For 2013, Home Depot expects sales growth of 2%, headlined by comparable store sales growth of roughly 3%. The company only intends to open about 9 new stores and hopes to be able to drive both gross and operating margin improvements, culminating in roughly 65 basis points of operating margin expansion. The company intends to buy back about $4.5 billion worth of stock, and including buybacks expects diluted earnings-per-share-growth of 12% to $3.37. Home Depot expects to generate roughly $7.2 billion in cash flow from operations and has capital spending plans of $1.5 billion, which would peg free cash flow at about $5.7 billion. Home Depot averaged investing well over $3.5 billion per year on property between 2003-2008, so the improved free cash flow dynamics are really a combination of reduced spending and improved profitability. New home inventory levels are exceptionally low and many home-owners have deferred remodeling plans due to the weak economic landscape. These dynamics will likely lead to a solid runway of earnings growth. If the company hits its return on invested capital target, the company could potentially earn between $6-7 billion by 2015. The large stock buyback should increase per share value even further, as long as the company is diligent about only buying back stock when it trades below the intrinsic value.

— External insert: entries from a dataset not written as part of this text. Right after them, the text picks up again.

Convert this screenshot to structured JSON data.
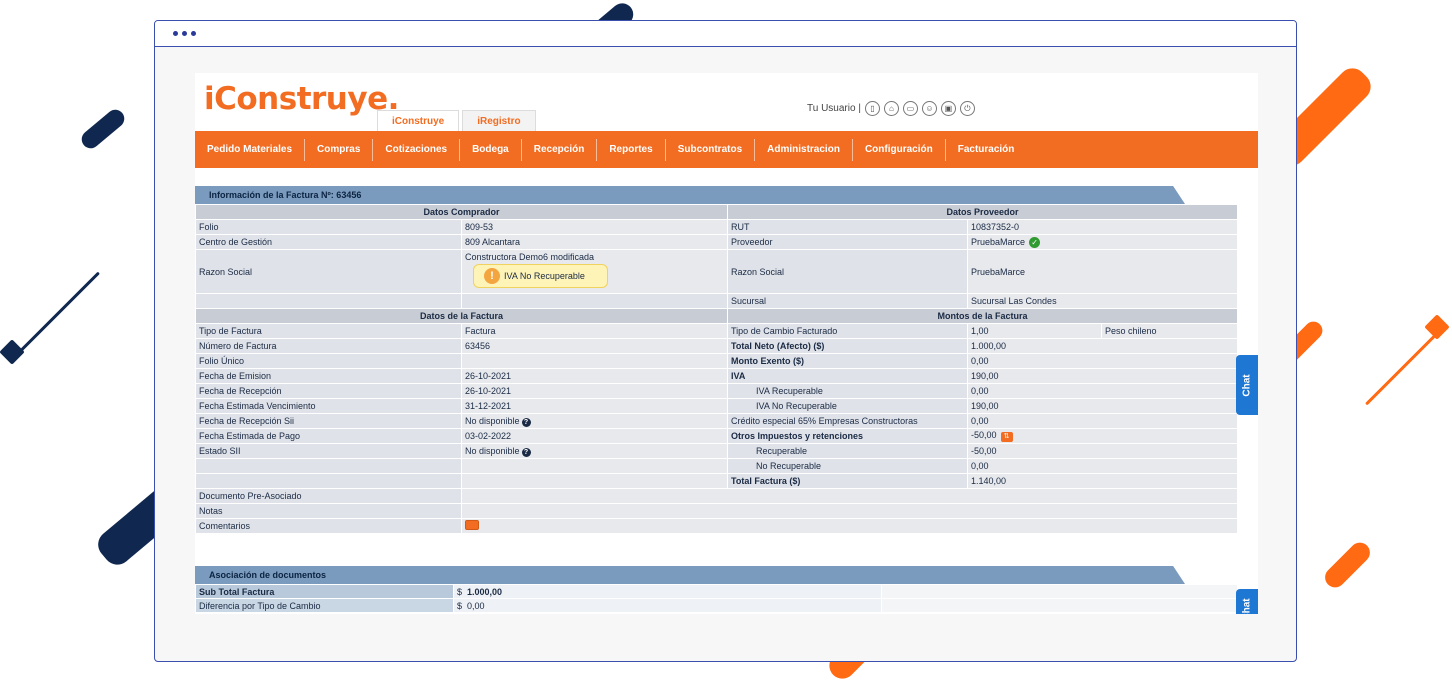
{
  "app": {
    "logo": "iConstruye.",
    "tabs": [
      "iConstruye",
      "iRegistro"
    ],
    "user_label": "Tu Usuario |",
    "user_icons": [
      "document-icon",
      "home-icon",
      "print-icon",
      "user-icon",
      "lock-icon",
      "power-icon"
    ],
    "nav": [
      "Pedido Materiales",
      "Compras",
      "Cotizaciones",
      "Bodega",
      "Recepción",
      "Reportes",
      "Subcontratos",
      "Administracion",
      "Configuración",
      "Facturación"
    ],
    "chat_label": "Chat"
  },
  "invoice": {
    "section_title": "Información de la Factura Nº: 63456",
    "comprador_header": "Datos Comprador",
    "proveedor_header": "Datos Proveedor",
    "folio_label": "Folio",
    "folio": "809-53",
    "rut_label": "RUT",
    "rut": "10837352-0",
    "centro_label": "Centro de Gestión",
    "centro": "809 Alcantara",
    "proveedor_label": "Proveedor",
    "proveedor": "PruebaMarce",
    "razon_label": "Razon Social",
    "razon_comprador": "Constructora Demo6 modificada",
    "iva_warning": "IVA No Recuperable",
    "razon_proveedor": "PruebaMarce",
    "sucursal_label": "Sucursal",
    "sucursal": "Sucursal Las Condes",
    "datos_factura_header": "Datos de la Factura",
    "montos_header": "Montos de la Factura",
    "left_rows": [
      {
        "label": "Tipo de Factura",
        "value": "Factura"
      },
      {
        "label": "Número de Factura",
        "value": "63456"
      },
      {
        "label": "Folio Único",
        "value": ""
      },
      {
        "label": "Fecha de Emision",
        "value": "26-10-2021"
      },
      {
        "label": "Fecha de Recepción",
        "value": "26-10-2021"
      },
      {
        "label": "Fecha Estimada Vencimiento",
        "value": "31-12-2021"
      },
      {
        "label": "Fecha de Recepción Sii",
        "value": "No disponible"
      },
      {
        "label": "Fecha Estimada de Pago",
        "value": "03-02-2022"
      },
      {
        "label": "Estado SII",
        "value": "No disponible"
      }
    ],
    "right_rows": [
      {
        "label": "Tipo de Cambio Facturado",
        "value": "1,00",
        "extra": "Peso chileno"
      },
      {
        "label": "Total Neto (Afecto) ($)",
        "value": "1.000,00"
      },
      {
        "label": "Monto Exento ($)",
        "value": "0,00"
      },
      {
        "label": "IVA",
        "value": "190,00"
      },
      {
        "label": "IVA Recuperable",
        "value": "0,00"
      },
      {
        "label": "IVA No Recuperable",
        "value": "190,00"
      },
      {
        "label": "Crédito especial 65% Empresas Constructoras",
        "value": "0,00"
      },
      {
        "label": "Otros Impuestos y retenciones",
        "value": "-50,00"
      },
      {
        "label": "Recuperable",
        "value": "-50,00"
      },
      {
        "label": "No Recuperable",
        "value": "0,00"
      },
      {
        "label": "Total Factura ($)",
        "value": "1.140,00"
      }
    ],
    "doc_preasociado_label": "Documento Pre-Asociado",
    "notas_label": "Notas",
    "comentarios_label": "Comentarios"
  },
  "assoc": {
    "section_title": "Asociación de documentos",
    "subtotal_label": "Sub Total Factura",
    "currency": "$",
    "subtotal": "1.000,00",
    "diferencia_label": "Diferencia por Tipo de Cambio",
    "diferencia": "0,00"
  },
  "colors": {
    "brand_orange": "#f26c21",
    "section_blue": "#7a9bbd",
    "frame_blue": "#3a4fb0",
    "chat_blue": "#1f77d4",
    "deco_navy": "#10284f"
  }
}
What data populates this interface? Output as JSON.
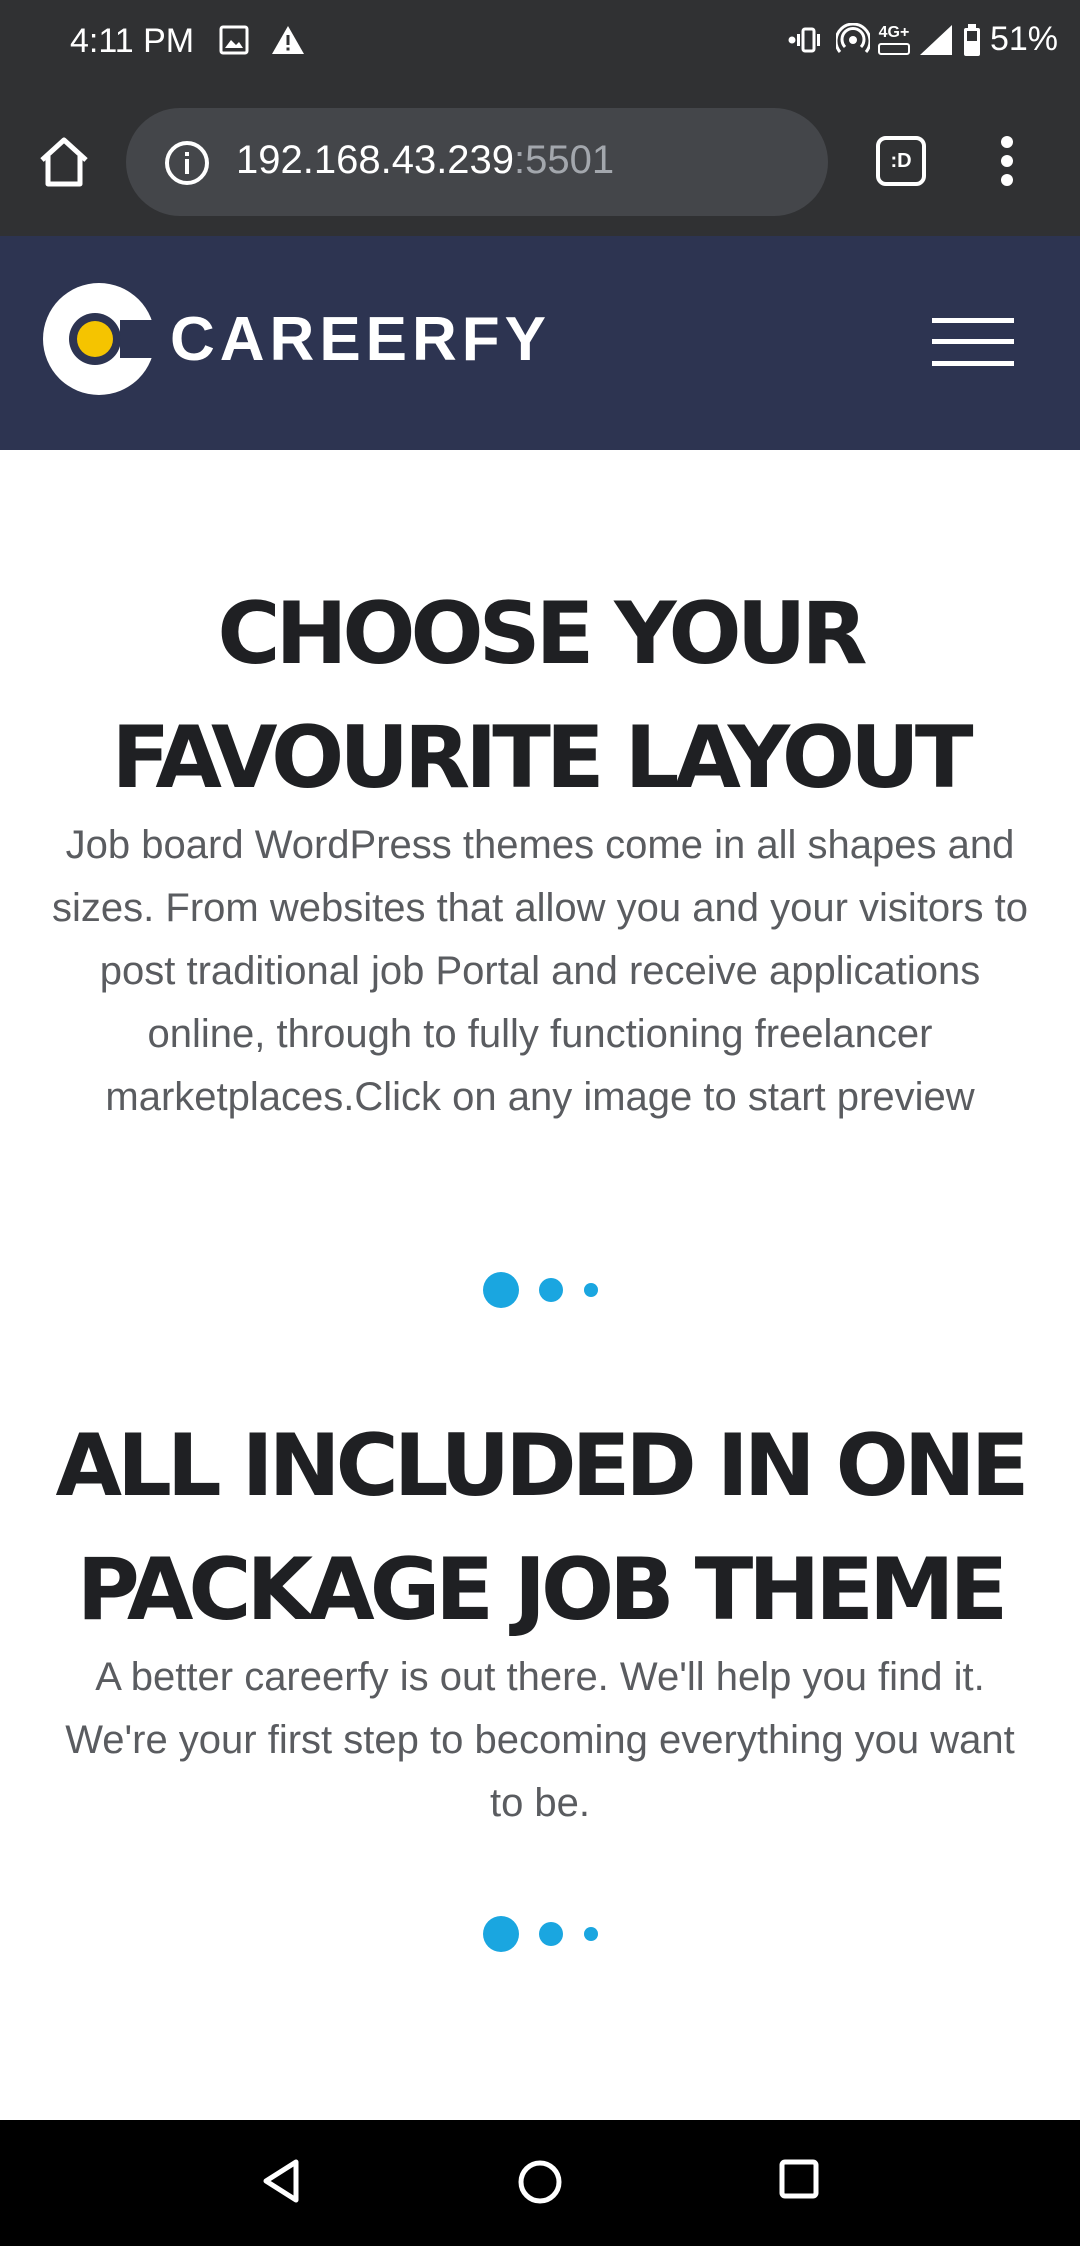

With all of this positivity it might seem strange to be neutral on the stock, but it really comes down to demanding an adequate margin of safety. At $67.50, Home Depot trades for about 20 times 2013 earnings. Book value severely understates Home Depot's real estate value, which is marked at cost on the balance sheet. With a current market capitalization around $95 billion, Home Depot trades at about 13.5 times my peak earnings estimate of $7 billion. My estimates could be overly conservative if the housing rebound is stronger than I expect, but I'd want to buy the company at $.50-60 cents on the dollar to really be interested, and at current levels I just can't justify such a valuation. If I were long Home Depot, I would look to take some profits off of the table after reaping the benefits of this excellent management team. I'd only look to re-establish a position if the stock traded down to the low $50's.
Additional disclosure: I am long Sears Holdings bonds.